понеділок, 21 лютого 2011 р.
The Japanese are have the longest life in the world, which many attribute to the Japanese diet. But what is less well known is that Japanese women have the lowest rates of obesity (only 2.9 per cent) in modern world.
In Japanese Women Don’t Get Old or Fat the author shares with readers the basic elements of the Japanese approach to eating stating that her book is “not a diet plan but a whole new way of falling in love with food”.
The Japanese Diet Basics
The expressiveness is on small portions of fresh seasonal food. Dieters are advised to value quality over quantity and to eat slowly so as to appreciate the taste of the food and reach a feeling of satisfaction with less food.
A major factor of the Japanese way of eating is to eat until 80 per cent full. In addition a great deal of expressiveness is placed on presentation and making the food look beautiful and appealing to the eye.
Dairy and bread are not part of the diet and when beef and chicken are included in meals they are regarded more as condiments rather than the main focus of the meal. Fresh fruit is the preferred dessert however if a richer dessert is eaten it is in very small amount.
In Japan breakfast is considered the most important meal of the day and is often the largest.The Japanese power breakfast, consists of miso soup, rice, egg or fish, vegetables, fruit and green tea.
Fish such as salmon and mackerel.
Rice (preferably brown).
Vegetables including daikon radish and sea vegetables.
Noodles (soba, udon, ramen, somen).
Soy (tofu, miso, soy sauce, endamame).
Tea preferably green.
Fruit such as Fuji apples, tangerines, and persimmons.
Sample Diet Plan:
1 cup white rice
Nori seaweed strips
Sea vegetables with tofu
It is not enough to eat like a Japanese woman but it is necessary to adopt similar lifestyle habits. The Japanese achieve a lot of physical activity by simple actions such as walking, climbing stairs and using a bicycle to run errands rather than relying on taxi.
No calorie counting.
Encourages freshly prepared meals based on whole foods.
Provides clear instructions on how to prepare the Japanese foods that are the foundation of the diet.
Encourages a balanced breakfast every day, which will reduce the likelihood of cravings or overeating later in the day.
Good for dieters who like to experiment with different flavors and cuisines.
Very restrictive. Some dieters may be intimidated by the prospect of such a dramatic change in dietary style compared to a Western diet.
Will require more time to be spent on meal preparation.
May be difficult to get all the recommended ingredients.
Lacking specific guidelines for meal planning. Need to watch portion sizes.
Some dieters may not do well with the high amounts of carbohydrates from rice and noodles that are mostly based on refined wheat flour.

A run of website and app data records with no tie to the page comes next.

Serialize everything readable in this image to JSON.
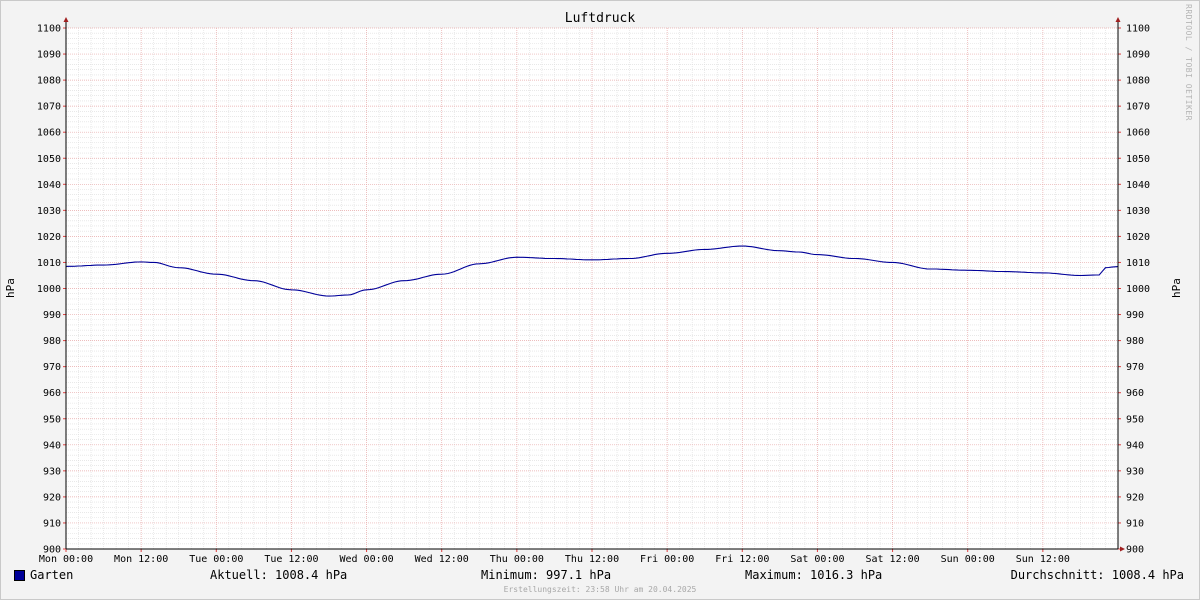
{
  "chart_data": {
    "type": "line",
    "title": "Luftdruck",
    "ylabel": "hPa",
    "ylabel_right": "hPa",
    "ylim": [
      900,
      1100
    ],
    "yticks": [
      900,
      910,
      920,
      930,
      940,
      950,
      960,
      970,
      980,
      990,
      1000,
      1010,
      1020,
      1030,
      1040,
      1050,
      1060,
      1070,
      1080,
      1090,
      1100
    ],
    "xlabels": [
      "Mon 00:00",
      "Mon 12:00",
      "Tue 00:00",
      "Tue 12:00",
      "Wed 00:00",
      "Wed 12:00",
      "Thu 00:00",
      "Thu 12:00",
      "Fri 00:00",
      "Fri 12:00",
      "Sat 00:00",
      "Sat 12:00",
      "Sun 00:00",
      "Sun 12:00"
    ],
    "grid": true,
    "series": [
      {
        "name": "Garten",
        "color": "#000099",
        "x_hours": [
          0,
          6,
          12,
          14,
          18,
          24,
          30,
          36,
          42,
          45,
          48,
          54,
          60,
          66,
          72,
          78,
          84,
          90,
          96,
          102,
          108,
          114,
          117,
          120,
          126,
          132,
          138,
          144,
          150,
          156,
          162,
          165,
          166,
          168
        ],
        "values": [
          1008.5,
          1009.0,
          1010.2,
          1010.0,
          1008.0,
          1005.5,
          1003.0,
          999.5,
          997.1,
          997.5,
          999.5,
          1003.0,
          1005.5,
          1009.5,
          1012.0,
          1011.5,
          1011.0,
          1011.5,
          1013.5,
          1015.0,
          1016.3,
          1014.5,
          1014.0,
          1013.0,
          1011.5,
          1010.0,
          1007.5,
          1007.0,
          1006.5,
          1006.0,
          1005.0,
          1005.2,
          1008.0,
          1008.4
        ]
      }
    ]
  },
  "legend": {
    "series_name": "Garten",
    "current": "Aktuell: 1008.4 hPa",
    "minimum": "Minimum: 997.1 hPa",
    "maximum": "Maximum: 1016.3 hPa",
    "average": "Durchschnitt: 1008.4 hPa"
  },
  "footer": "Erstellungszeit: 23:58 Uhr am 20.04.2025",
  "watermark": "RRDTOOL / TOBI OETIKER"
}
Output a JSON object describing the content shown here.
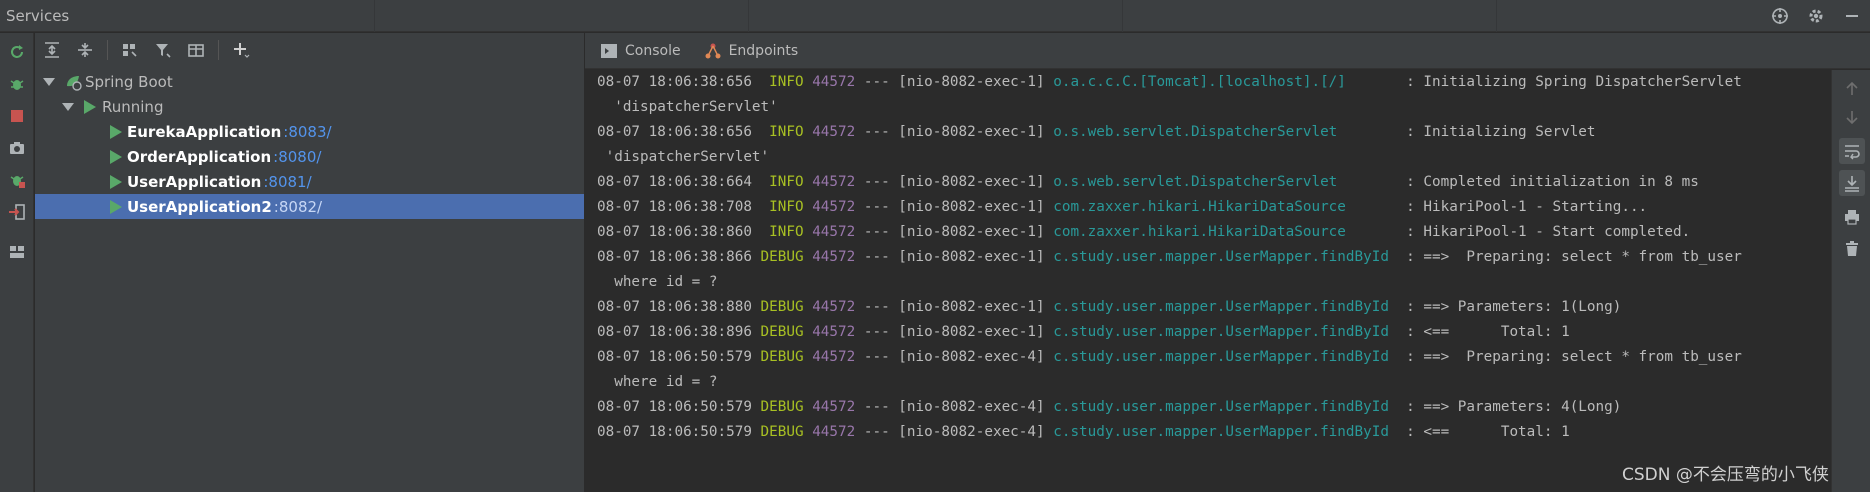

Difficult to follow for those who are on a sodium restricted diet.
Largely addressed towards women even though the plan is suitable for men as well.
This is a healthy and balanced approach to eating particularly if brown rice is selected as the major source of complex carbohydrates in the diet and if generous portions of vegetables and fruit are included in the daily diet.
However, it is important to be aware that there is no magic to Japanese foods and if dieters are to be successful it will be necessary to pay attention to portion sizes and limit calorie rich foods in the diet.